The North American Menopause Society (N.A.M.S.) Menopausal Model
Why the North American Menopause Society
(NAMS) Model Inhibits Proper Patient Evaluation
The cornerstone of the North American Menopause Society course on menopausal management begins with a definition of menopause. According to N.A.M.S., menopause is defined as “ ..12 months of amenorrhea following the final menstrual period (FMP), which reflects a near complete but natural diminution of ovarian hormone secretion. Menopause means the end of natural childbearing (without assisted reproductive techniques). There is no adequate independent biological marker for menopause.”
Below is a table breaking down a woman’s reproductive life into various stages, with the final period as the anchor point of the table.
It is easy to see that no endocrinologic criteria is listed. All the stages are clinical.
What is wrong with this model?

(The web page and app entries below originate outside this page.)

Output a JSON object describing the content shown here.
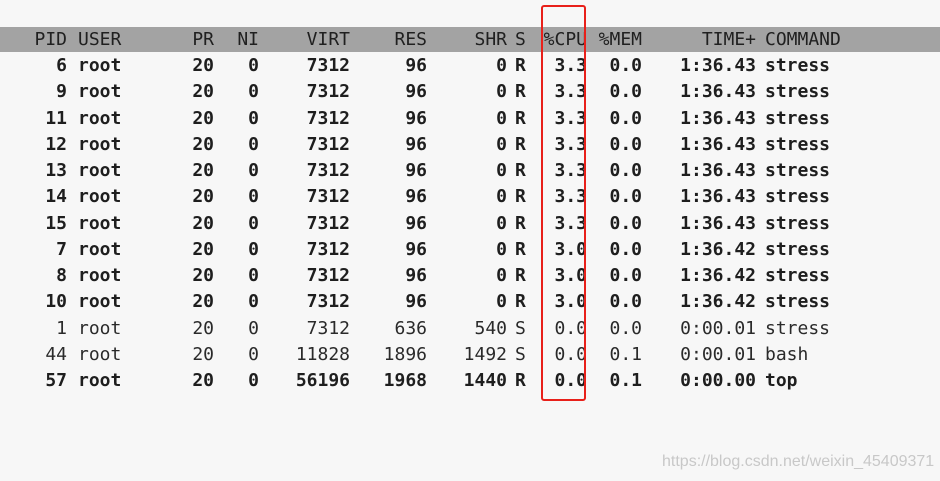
{
  "columns": {
    "pid": "PID",
    "user": "USER",
    "pr": "PR",
    "ni": "NI",
    "virt": "VIRT",
    "res": "RES",
    "shr": "SHR",
    "s": "S",
    "cpu": "%CPU",
    "mem": "%MEM",
    "time": "TIME+",
    "command": "COMMAND"
  },
  "processes": [
    {
      "pid": "6",
      "user": "root",
      "pr": "20",
      "ni": "0",
      "virt": "7312",
      "res": "96",
      "shr": "0",
      "s": "R",
      "cpu": "3.3",
      "mem": "0.0",
      "time": "1:36.43",
      "command": "stress"
    },
    {
      "pid": "9",
      "user": "root",
      "pr": "20",
      "ni": "0",
      "virt": "7312",
      "res": "96",
      "shr": "0",
      "s": "R",
      "cpu": "3.3",
      "mem": "0.0",
      "time": "1:36.43",
      "command": "stress"
    },
    {
      "pid": "11",
      "user": "root",
      "pr": "20",
      "ni": "0",
      "virt": "7312",
      "res": "96",
      "shr": "0",
      "s": "R",
      "cpu": "3.3",
      "mem": "0.0",
      "time": "1:36.43",
      "command": "stress"
    },
    {
      "pid": "12",
      "user": "root",
      "pr": "20",
      "ni": "0",
      "virt": "7312",
      "res": "96",
      "shr": "0",
      "s": "R",
      "cpu": "3.3",
      "mem": "0.0",
      "time": "1:36.43",
      "command": "stress"
    },
    {
      "pid": "13",
      "user": "root",
      "pr": "20",
      "ni": "0",
      "virt": "7312",
      "res": "96",
      "shr": "0",
      "s": "R",
      "cpu": "3.3",
      "mem": "0.0",
      "time": "1:36.43",
      "command": "stress"
    },
    {
      "pid": "14",
      "user": "root",
      "pr": "20",
      "ni": "0",
      "virt": "7312",
      "res": "96",
      "shr": "0",
      "s": "R",
      "cpu": "3.3",
      "mem": "0.0",
      "time": "1:36.43",
      "command": "stress"
    },
    {
      "pid": "15",
      "user": "root",
      "pr": "20",
      "ni": "0",
      "virt": "7312",
      "res": "96",
      "shr": "0",
      "s": "R",
      "cpu": "3.3",
      "mem": "0.0",
      "time": "1:36.43",
      "command": "stress"
    },
    {
      "pid": "7",
      "user": "root",
      "pr": "20",
      "ni": "0",
      "virt": "7312",
      "res": "96",
      "shr": "0",
      "s": "R",
      "cpu": "3.0",
      "mem": "0.0",
      "time": "1:36.42",
      "command": "stress"
    },
    {
      "pid": "8",
      "user": "root",
      "pr": "20",
      "ni": "0",
      "virt": "7312",
      "res": "96",
      "shr": "0",
      "s": "R",
      "cpu": "3.0",
      "mem": "0.0",
      "time": "1:36.42",
      "command": "stress"
    },
    {
      "pid": "10",
      "user": "root",
      "pr": "20",
      "ni": "0",
      "virt": "7312",
      "res": "96",
      "shr": "0",
      "s": "R",
      "cpu": "3.0",
      "mem": "0.0",
      "time": "1:36.42",
      "command": "stress"
    },
    {
      "pid": "1",
      "user": "root",
      "pr": "20",
      "ni": "0",
      "virt": "7312",
      "res": "636",
      "shr": "540",
      "s": "S",
      "cpu": "0.0",
      "mem": "0.0",
      "time": "0:00.01",
      "command": "stress"
    },
    {
      "pid": "44",
      "user": "root",
      "pr": "20",
      "ni": "0",
      "virt": "11828",
      "res": "1896",
      "shr": "1492",
      "s": "S",
      "cpu": "0.0",
      "mem": "0.1",
      "time": "0:00.01",
      "command": "bash"
    },
    {
      "pid": "57",
      "user": "root",
      "pr": "20",
      "ni": "0",
      "virt": "56196",
      "res": "1968",
      "shr": "1440",
      "s": "R",
      "cpu": "0.0",
      "mem": "0.1",
      "time": "0:00.00",
      "command": "top"
    }
  ],
  "watermark": "https://blog.csdn.net/weixin_45409371",
  "colors": {
    "background": "#f7f7f7",
    "header_bar": "#a3a3a3",
    "text": "#1e1e1e",
    "highlight_border": "#e8201a",
    "watermark": "#c8c8c8"
  }
}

If I were to see a thirty-year-old patient who had gone twelve months without a period, I would not assume this represents early menopause. I would begin with an endocrine work up and delve into what is happening to the hypothalamus, pituitary, ovaries, and uterus. If the answer was still unclear, I would evaluate prolactin, thyroid function and adrenal function as well as nutritional status, exercise and any current medications.
Just because a woman is forty-five or fifty-years-old and is complaining of hot flashes, does not mean that her ovaries are no longer making hormones. In the past three years, I have done lab work for over two thousand women with hormonal issues. I still become surprised and learn new things every day. I see women in their thirties with very high FSH and virtually no estrogen, progesterone or testosterone. I also see fifty-year-old women with moderately elevated FSH but elevated estradiol and estrone, no progesterone and normal testosterone. Every day I see menopausal women with high and low testosterone. Some doctors have claimed that laboratory tests for determining total testosterone is inaccurate. Why should that be the case? Laboratory testing is automated and is very accurate. Sometimes we do not understand the results—that is no reason to blame the lab.
Every day I see women who had a hysterectomy with the ovaries intact. When they start getting hot flashes, many doctors put them on estrogen only and they are miserable. Many of these women already have too much estrogen. If they still had a uterus, they would be experiencing heavy bleeding along with the hot flashes. Adding additional estrogen only makes them feel worse.
When I took the N.A.M.S. Menopausal Management Certification Review Course in 2003, we were instructed not to order FSH or estradiol levels. It would just confuse us. I did not take their advice as I wanted to learn as much as I could about my patients. Two months later, I learned about compounding pharmacies and bioidentical hormones. How was it possible that I had just become certified by the most prestigious menopausal organization in the nation, and they never mentioned the existence of bioidentical hormones? It was never pointed out that I could replace depleted hormones with an identical molecule, one that could be measured, allowing me to treat female hormone abnormalities like a real doctor. Run a history and physical. Measure hormones from the whole system; top to bottom. Find out what the problem is. Replace what is needed with the identical molecule. Retest (repeating appropriate patient histories and physicals) to evaluate your progress and to determine how the patient is feeling.
So, what is to be done?
We must learn new things and manage menopause and irregular bleeding states for the endocrinologic problems that arise. We need to understand the physiology, learn what is normal and appreciate that each woman, each patient, is an individual. Each woman handles hormones in their own unique way -- there is no single magic solution.
Today’s leaders in menopausal management are our patients. If our therapies aren’t working for them, they tell us. If we don’t listen, they will find another doctor. They read books. They go to the Internet. They talk to friends. We, the professionals, must do the same. If a patient brings me a book, I read it.
For professional sources, my bible is Speroff and Fritz, Clinical Gynecologic Endocrinology and Infertility -- it must be the latest edition (Seventh Edition). There have been great advances since the Sixth Edition, especially in understanding the relationship between insulin and female hormones. Most of the books on bioidentical hormones are written for lay people. Some contain excellent information while others, not so much. I am constantly reading—even the less than perfect books provide some interesting insights.
I want to share what I have learned and will be building this website as a teaching and learning tool. There is a better way then what we have been taught up to now—a way of viewing the gradual changes in a woman’s hormone status based on the physiology. There are many therapies using bioidentical hormones to act like natural hormones and can be monitored using standard laboratory testing.
Take a deep breath. It will be OK. There is a lot to learn. The results in your patients will surprise you.